Please find every line in the records below that contains the word "time", and copy it.

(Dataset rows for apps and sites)
◇ ◇ ◇ ◇ ◇

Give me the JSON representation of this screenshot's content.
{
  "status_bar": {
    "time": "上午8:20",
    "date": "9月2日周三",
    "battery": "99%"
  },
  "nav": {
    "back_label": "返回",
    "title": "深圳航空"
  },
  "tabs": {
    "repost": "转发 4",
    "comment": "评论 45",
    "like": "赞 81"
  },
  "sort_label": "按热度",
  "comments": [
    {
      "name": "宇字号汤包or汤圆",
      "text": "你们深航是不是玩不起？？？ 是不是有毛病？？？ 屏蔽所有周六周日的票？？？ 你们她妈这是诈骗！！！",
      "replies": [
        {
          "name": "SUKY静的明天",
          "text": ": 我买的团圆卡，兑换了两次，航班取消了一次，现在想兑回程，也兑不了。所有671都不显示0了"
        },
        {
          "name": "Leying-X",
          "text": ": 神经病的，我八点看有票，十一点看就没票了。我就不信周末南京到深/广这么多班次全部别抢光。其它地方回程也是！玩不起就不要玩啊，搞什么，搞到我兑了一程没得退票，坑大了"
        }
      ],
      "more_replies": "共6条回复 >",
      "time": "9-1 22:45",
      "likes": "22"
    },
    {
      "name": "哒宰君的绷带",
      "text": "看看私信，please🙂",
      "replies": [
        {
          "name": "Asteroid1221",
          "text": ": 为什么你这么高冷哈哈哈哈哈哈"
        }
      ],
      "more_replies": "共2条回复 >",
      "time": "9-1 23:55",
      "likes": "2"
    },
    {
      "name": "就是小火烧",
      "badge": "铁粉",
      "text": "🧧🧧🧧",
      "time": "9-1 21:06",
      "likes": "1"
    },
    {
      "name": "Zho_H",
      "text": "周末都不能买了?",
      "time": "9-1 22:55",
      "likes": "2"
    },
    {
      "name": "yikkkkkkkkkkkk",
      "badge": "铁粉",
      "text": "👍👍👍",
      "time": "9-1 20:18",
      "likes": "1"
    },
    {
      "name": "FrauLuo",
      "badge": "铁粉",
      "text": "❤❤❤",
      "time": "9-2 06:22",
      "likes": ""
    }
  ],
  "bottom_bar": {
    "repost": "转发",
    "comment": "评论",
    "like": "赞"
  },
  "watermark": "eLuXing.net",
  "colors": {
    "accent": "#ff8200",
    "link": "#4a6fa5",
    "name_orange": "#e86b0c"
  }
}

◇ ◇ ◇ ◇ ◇

* [WRITTEN REPLY]:
    "time": "上午8:20",
      "time": "9-1 22:45",
      "time": "9-1 23:55",
      "time": "9-1 21:06",
      "time": "9-1 22:55",
      "time": "9-1 20:18",
      "time": "9-2 06:22",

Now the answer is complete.